[Data records]
• • • • •

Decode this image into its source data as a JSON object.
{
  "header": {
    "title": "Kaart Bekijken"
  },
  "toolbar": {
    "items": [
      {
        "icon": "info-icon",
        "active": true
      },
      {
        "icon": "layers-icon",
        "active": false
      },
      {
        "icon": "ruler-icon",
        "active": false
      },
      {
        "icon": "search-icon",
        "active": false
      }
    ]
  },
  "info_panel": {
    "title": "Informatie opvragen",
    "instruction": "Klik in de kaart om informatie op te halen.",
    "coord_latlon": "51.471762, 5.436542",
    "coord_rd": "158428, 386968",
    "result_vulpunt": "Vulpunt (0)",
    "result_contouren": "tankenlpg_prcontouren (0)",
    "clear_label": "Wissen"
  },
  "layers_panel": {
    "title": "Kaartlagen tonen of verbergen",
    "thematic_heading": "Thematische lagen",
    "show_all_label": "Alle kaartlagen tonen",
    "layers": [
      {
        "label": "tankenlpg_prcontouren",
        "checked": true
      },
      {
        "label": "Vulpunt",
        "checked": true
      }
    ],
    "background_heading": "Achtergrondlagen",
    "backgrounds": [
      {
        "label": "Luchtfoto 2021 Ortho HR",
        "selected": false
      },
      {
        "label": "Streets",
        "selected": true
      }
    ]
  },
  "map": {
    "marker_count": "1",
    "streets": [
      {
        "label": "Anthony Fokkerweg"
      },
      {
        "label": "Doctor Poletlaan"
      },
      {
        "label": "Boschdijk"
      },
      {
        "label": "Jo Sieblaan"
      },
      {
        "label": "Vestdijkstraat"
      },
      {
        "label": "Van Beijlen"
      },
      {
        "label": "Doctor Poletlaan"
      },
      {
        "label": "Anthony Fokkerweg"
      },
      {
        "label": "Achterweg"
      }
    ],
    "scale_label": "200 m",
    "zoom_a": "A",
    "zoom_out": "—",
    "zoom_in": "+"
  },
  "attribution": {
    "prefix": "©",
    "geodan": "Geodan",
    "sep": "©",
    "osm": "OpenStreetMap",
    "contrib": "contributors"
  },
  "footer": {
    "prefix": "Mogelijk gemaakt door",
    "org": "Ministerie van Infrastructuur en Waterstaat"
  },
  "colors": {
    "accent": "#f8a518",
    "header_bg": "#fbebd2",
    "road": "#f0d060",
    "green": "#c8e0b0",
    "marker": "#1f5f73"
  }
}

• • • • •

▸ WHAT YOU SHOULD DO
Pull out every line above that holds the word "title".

▸ TASK ANSWER
    "title": "Kaart Bekijken"
    "title": "Informatie opvragen",
    "title": "Kaartlagen tonen of verbergen",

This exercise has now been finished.